Search the material for the word "JSON" and copy every line in which it occurs.
── Records for the exercise ──
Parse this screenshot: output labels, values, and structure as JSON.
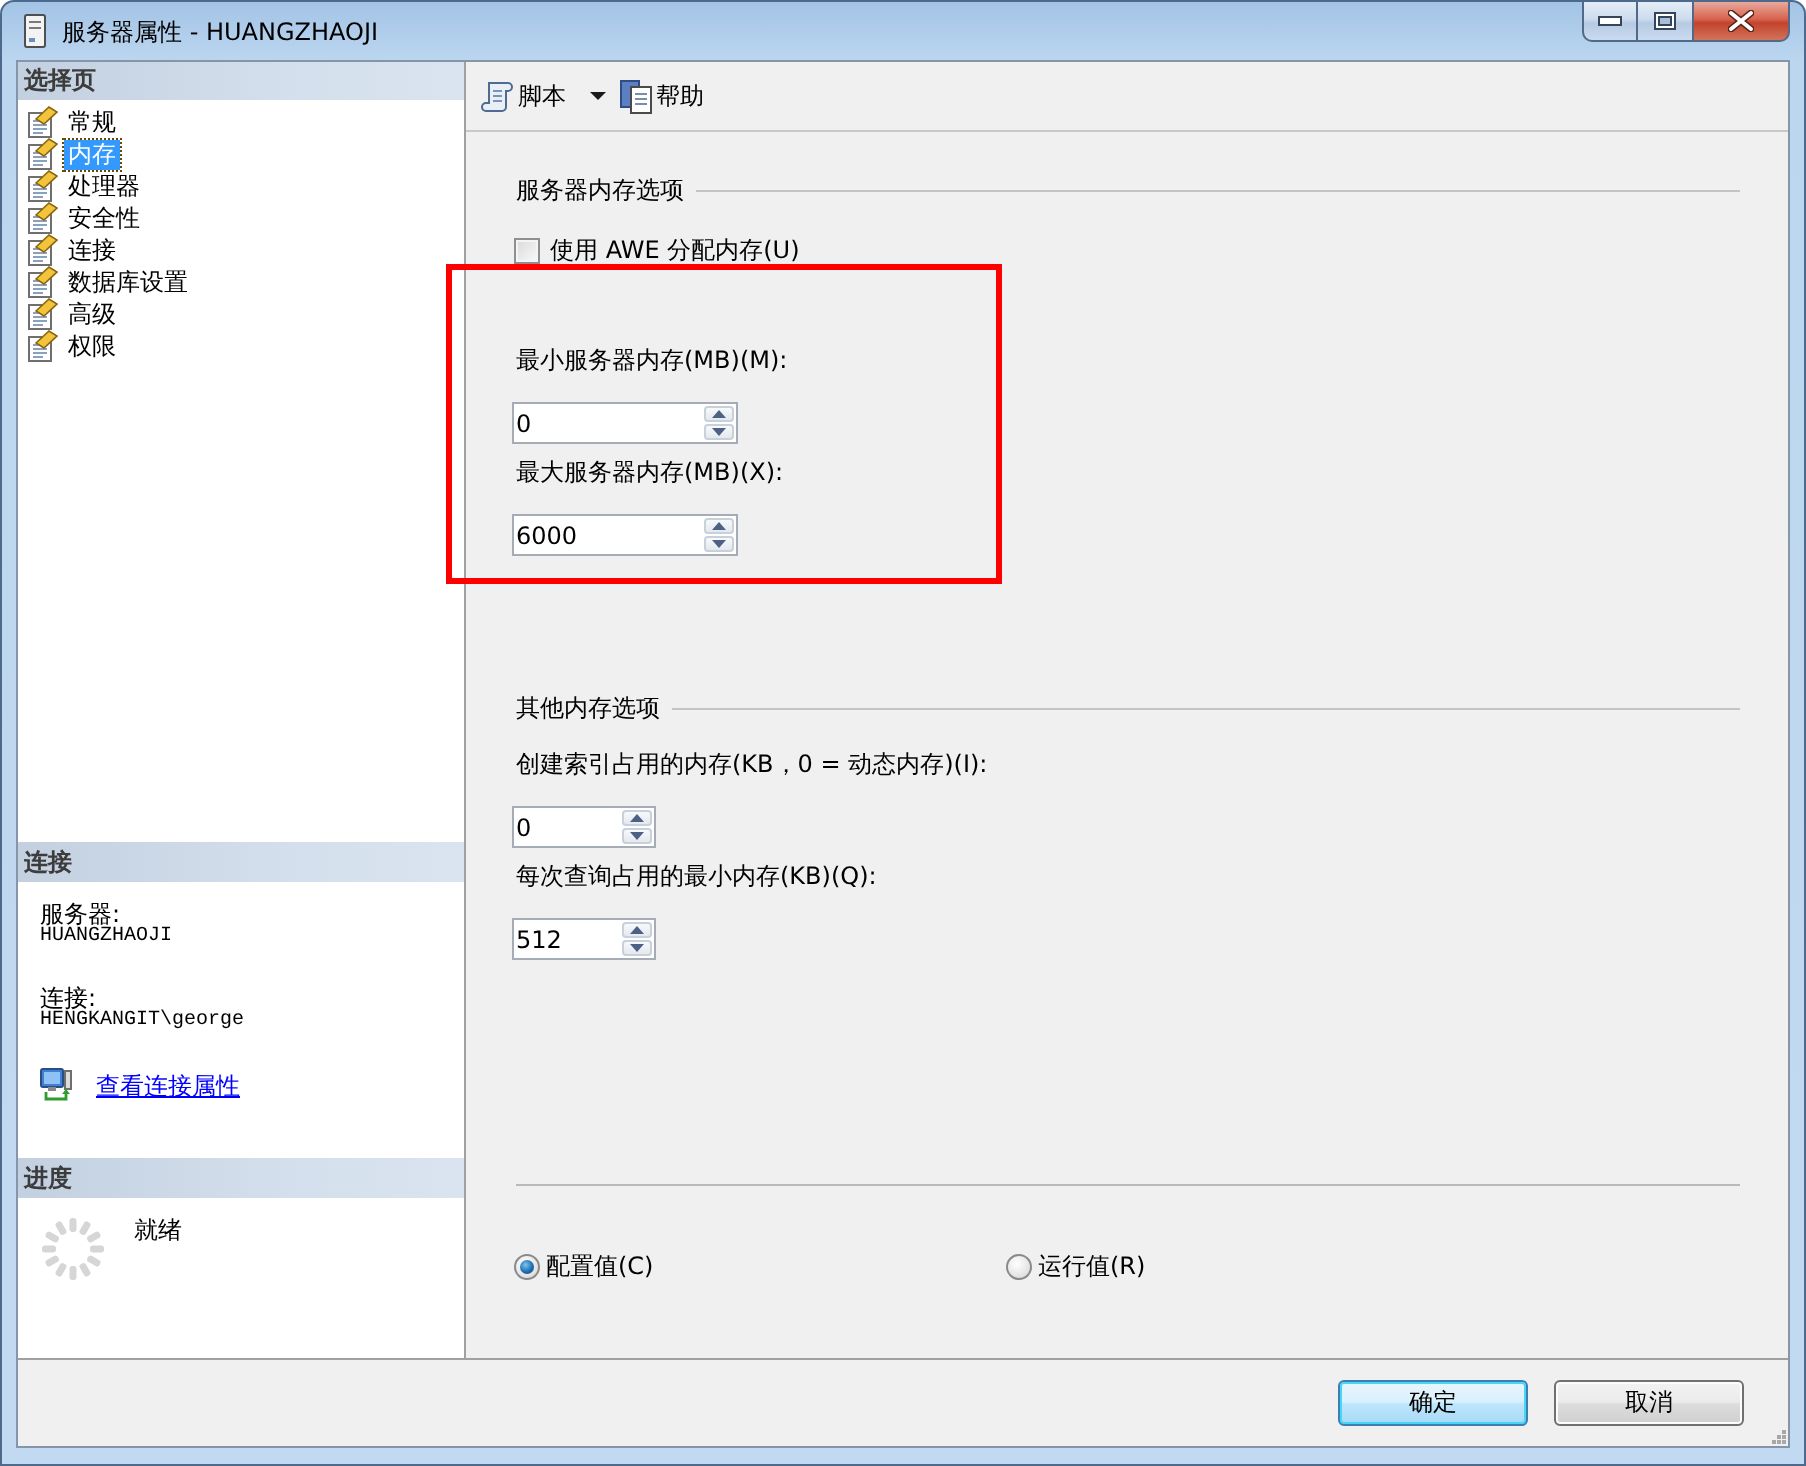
{
  "window": {
    "title": "服务器属性 - HUANGZHAOJI"
  },
  "sidebar": {
    "pages_header": "选择页",
    "pages": [
      {
        "label": "常规",
        "selected": false
      },
      {
        "label": "内存",
        "selected": true
      },
      {
        "label": "处理器",
        "selected": false
      },
      {
        "label": "安全性",
        "selected": false
      },
      {
        "label": "连接",
        "selected": false
      },
      {
        "label": "数据库设置",
        "selected": false
      },
      {
        "label": "高级",
        "selected": false
      },
      {
        "label": "权限",
        "selected": false
      }
    ],
    "connection": {
      "header": "连接",
      "server_label": "服务器:",
      "server": "HUANGZHAOJI",
      "connection_label": "连接:",
      "connection": "HENGKANGIT\\george",
      "link": "查看连接属性"
    },
    "progress": {
      "header": "进度",
      "status": "就绪"
    }
  },
  "toolbar": [
    {
      "kind": "dropdown",
      "label": "脚本"
    },
    {
      "kind": "button",
      "label": "帮助"
    }
  ],
  "sections": [
    {
      "title": "服务器内存选项",
      "checkbox": {
        "label": "使用 AWE 分配内存(U)",
        "checked": false
      },
      "highlighted": true,
      "fields": [
        {
          "label": "最小服务器内存(MB)(M):",
          "value": "0"
        },
        {
          "label": "最大服务器内存(MB)(X):",
          "value": "6000"
        }
      ]
    },
    {
      "title": "其他内存选项",
      "fields": [
        {
          "label": "创建索引占用的内存(KB，0 = 动态内存)(I):",
          "value": "0"
        },
        {
          "label": "每次查询占用的最小内存(KB)(Q):",
          "value": "512"
        }
      ]
    }
  ],
  "value_source": [
    {
      "label": "配置值(C)",
      "selected": true
    },
    {
      "label": "运行值(R)",
      "selected": false
    }
  ],
  "buttons": [
    {
      "kind": "default",
      "label": "确定"
    },
    {
      "kind": "normal",
      "label": "取消"
    }
  ]
}
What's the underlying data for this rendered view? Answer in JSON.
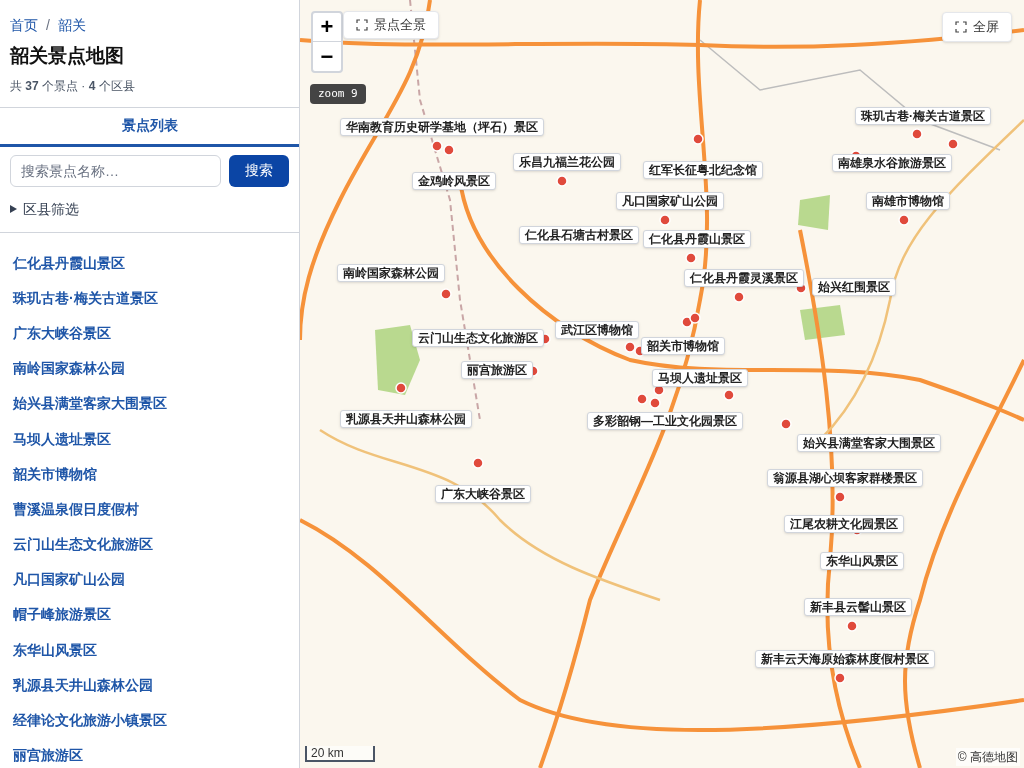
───
→ **Solution to the problem**:
Parse this screenshot: output labels, values, and structure as JSON.
What's the underlying data for this rendered view? Answer in JSON.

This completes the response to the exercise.